Here we are, getting ready for the Ontario Council of Folk Festivals conference again. Kingston this time; another year gone since Guelph, and two years since Sudbury, and three years after where was it? Oh, yes, Ottawa.
Time to think about next year. Which artists do I have to “sell” to presenters? If you’re a presenter, which artists are you interested in already, and which ones will you discover this weekend?
Ah, but to hell with that! What about LAST summer, when it was hot and sunny and all was semi-well with the world? I’ll bet you’ve got some terrific festival memories – but for what it’s worth, here are a few of mine, in no particular order, except the totally random order in which they popped into my mind as I typed:
* Loreena McKennitt at the Edmonton Festival. Even at the top of the hill, which is usually a party, there was complete silence and attention. Who would have thought that this artist had not performed a full show in seven years? And the new songs are SO touching.
* Oh Susanna at the Stewart Park Festival. Who knew that, later that night, she gave birth to Salvador, two months prematurely? And let me cheerfully add that the baby is fine, has more hair than you can imagine, and is strong and healthy and looks like his dad.
* Sarah Harmer at Mariposa. After a massive deluge which incapacitated the main stage, a hard-working crew managed the impossible – and set it all up in the beer tent! Sarah delivered under trying circumstances, and won the audience. As did the Arrogant Works and Serena Ryder.
* John Prine at Edmonton. I’ve known John since 1970, when he and Steve Goodman made their debuts at Mariposa; he did the best set at Edmonton I’ve ever heard from him. Alas, he was one of the too-many artists at Edmonton who performed what Randi Fratkin calls “fly-by sets.” They fly in, hide backstage, do their sets, are spirited away to a different and more upscale hotel, and leave the next day. No workshops, no schmoozing with other performers – and no chance for folk like me to say hi!

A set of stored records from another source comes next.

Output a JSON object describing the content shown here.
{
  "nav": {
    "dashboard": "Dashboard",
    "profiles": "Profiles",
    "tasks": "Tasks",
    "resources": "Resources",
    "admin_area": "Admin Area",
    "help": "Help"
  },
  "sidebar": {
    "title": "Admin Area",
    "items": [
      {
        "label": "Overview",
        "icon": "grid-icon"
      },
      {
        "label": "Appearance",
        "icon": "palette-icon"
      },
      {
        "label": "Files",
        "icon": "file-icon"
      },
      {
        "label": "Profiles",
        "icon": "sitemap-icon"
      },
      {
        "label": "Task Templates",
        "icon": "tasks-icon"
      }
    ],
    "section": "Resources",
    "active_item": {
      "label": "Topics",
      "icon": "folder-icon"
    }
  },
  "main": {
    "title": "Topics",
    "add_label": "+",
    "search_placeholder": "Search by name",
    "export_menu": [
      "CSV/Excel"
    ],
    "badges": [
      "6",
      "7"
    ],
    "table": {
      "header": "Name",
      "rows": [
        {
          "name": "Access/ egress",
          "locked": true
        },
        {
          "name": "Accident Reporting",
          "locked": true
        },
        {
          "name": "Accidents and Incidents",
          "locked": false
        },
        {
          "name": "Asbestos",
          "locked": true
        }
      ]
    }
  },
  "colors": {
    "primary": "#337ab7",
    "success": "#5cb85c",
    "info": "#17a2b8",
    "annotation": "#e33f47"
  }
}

* Eliza Gilkyson at Falcon Ridge. American festivals are VERY different from ours, but just as much fun. And Eliza was brilliant, as those who saw her at OCFF last year know full well. Of all the American singer-songwriters, she has the specific goods on George “Blame Me” Bush (oh, we will, we will). And who knew that this woman could possibly become such a pertinent, tough-edged songwriter after her earlier “new age” recordings?
* Michael Johnston at Stewart Park and at City Roots City Wide in Toronto. Charming, funny and fey. Another OCFF discovery last year who’s developing as a major talent faster than anyone could believe. He also has a terrific song to sing to audiences if he has to adlib and the show’s starting late without a sound check.
* Serena Ryder at Pride in Toronto. I hadn’t seen her perform in six months. Who knew such a strong talent could improve so radically? She killed the audience, and her endless tours in Australia have given her even more on-stage confidence. Which, thank God, has not translated into cockiness.
* Mel Brown at the Smith’s Falls Blues Festival. Interviewing him for local cable TV, he delivered an impassioned speech urging young people not to smoke. Too late, alas, for this veteran bluesman, who may be hooked up to a rolling oxygen cart, but can sing and play as well as he ever did.
* Karla Anderson at Edmonton. Oh, I know, you’ve never heard of her. But she’s an alt.country winner with a great voice and terrific songs. Right up there in my “discovery list” with Winnipeg’s Romi Mayes!
* Fruit in the Festival Quiz Wrycraft and I did at Falcon Ridge. These women are SO funny, so energetic, so open to their audiences, and they have such a good time. They can also drink me under the table. They still haven’t written a song that remains in my memory for more than 30 seconds, but who cares?
I’m sure every lots of music fans can match and better this list. Alas, I didn’t go to the festivals in Ottawa (damn, missed Kalen Porter), Lunenberg, Vancouver, Canmore, Vancouver Island, Winnipeg or Calgary, and I also missed Hillside and Blue Skies, and my annual visits to Owen Sound have been curtailed by a board member there who says I would only attend “over his dead body.”
The folk festival circuit remains a vital part of the summer life that allows us to face the dreary, damp, cold, snowy months we are about to experience.
Remember the summer.
And plan for an even better one in 2006!